Price Fishback is one of the best economic historians of the U.S. in the early 20th century, and he’s written a three-part series of posts on the current comparisons to the Great Depression at Freakonomics.
Part 1, How Does the Current Crisis Compare to the Great Depression?, puts our current unemployment and GDP growth patterns and rates in the context of the much-higher and long-lived unemployment (nine years!) and negative GDP growth of the 1930s.
Part 2, The Financial Meltdown Now and Then, offers a crystal-clear description of the causes of our recent financial crisis and compares it to what happened in 1929-1933. Price’s analysis of the current financial crisis is seriously one of the best and clearest ones I’ve seen, and I strongly recommend it to you.
Part 3, Let’s Avoid Other New Deal Policy Blunders, discusses the current federal policy responses relative to the anti-trade and New Deal policies of the 1930s. His conclusion:
We all want to know whether all of the government action will work to save us from a major downturn. There are questions about whether the spending and tax cuts in the stimulus package will happen soon enough to offset the recession. A significant part of the spending will not begin until 2010 and 2011 when most economists believe we will be into the next recovery. With unemployment rates only between 8 percent and 9 percent, we might expect the deficit and government hiring to make it more difficult for private firms to obtain investment funds and hire workers. Some recent studies of the New Deal relief programs suggest that additional work-relief jobs were associated with partial reductions in private employment. Meanwhile, the Federal Reserve has flooded the banking system with so much liquidity that we may be facing worries about inflation in the near future.

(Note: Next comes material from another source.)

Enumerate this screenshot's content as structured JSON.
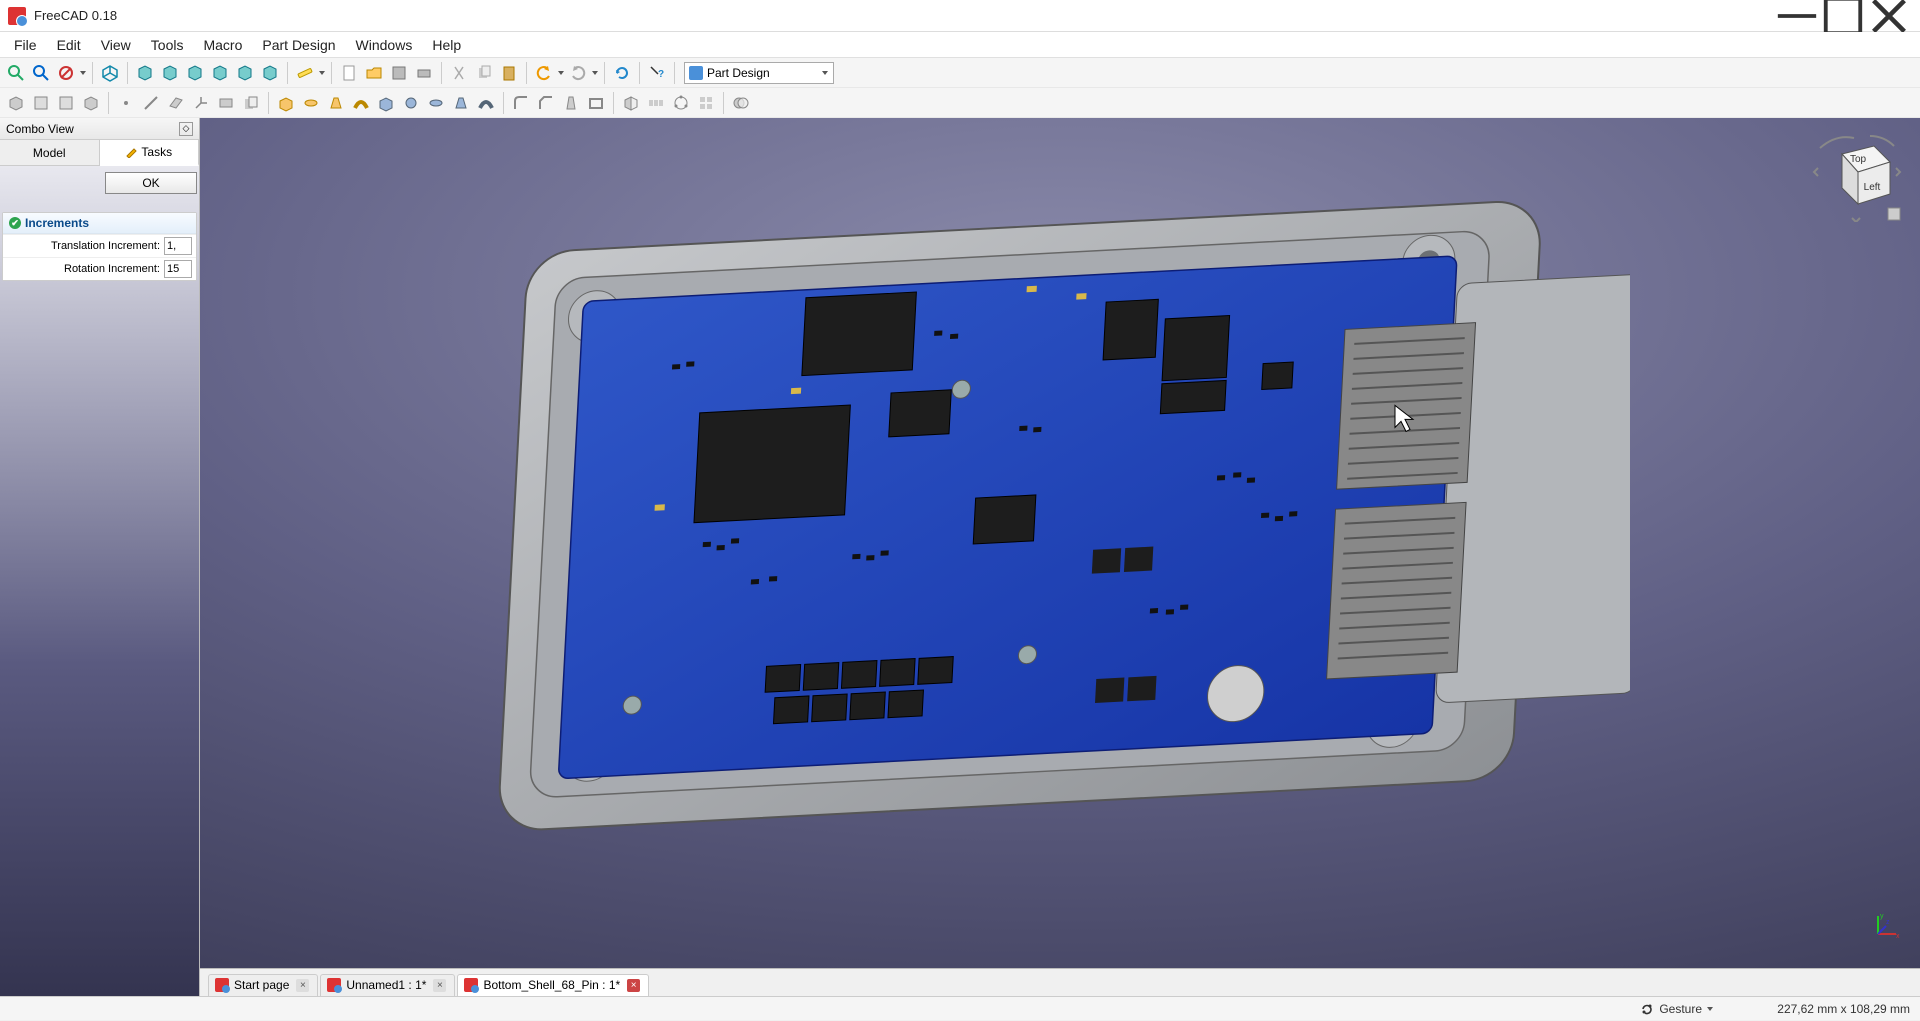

The population can rest assured, however, that we have a very long downward path to follow before we get anywhere near the pain associated with the Great Depression.
A slam-dunk must read.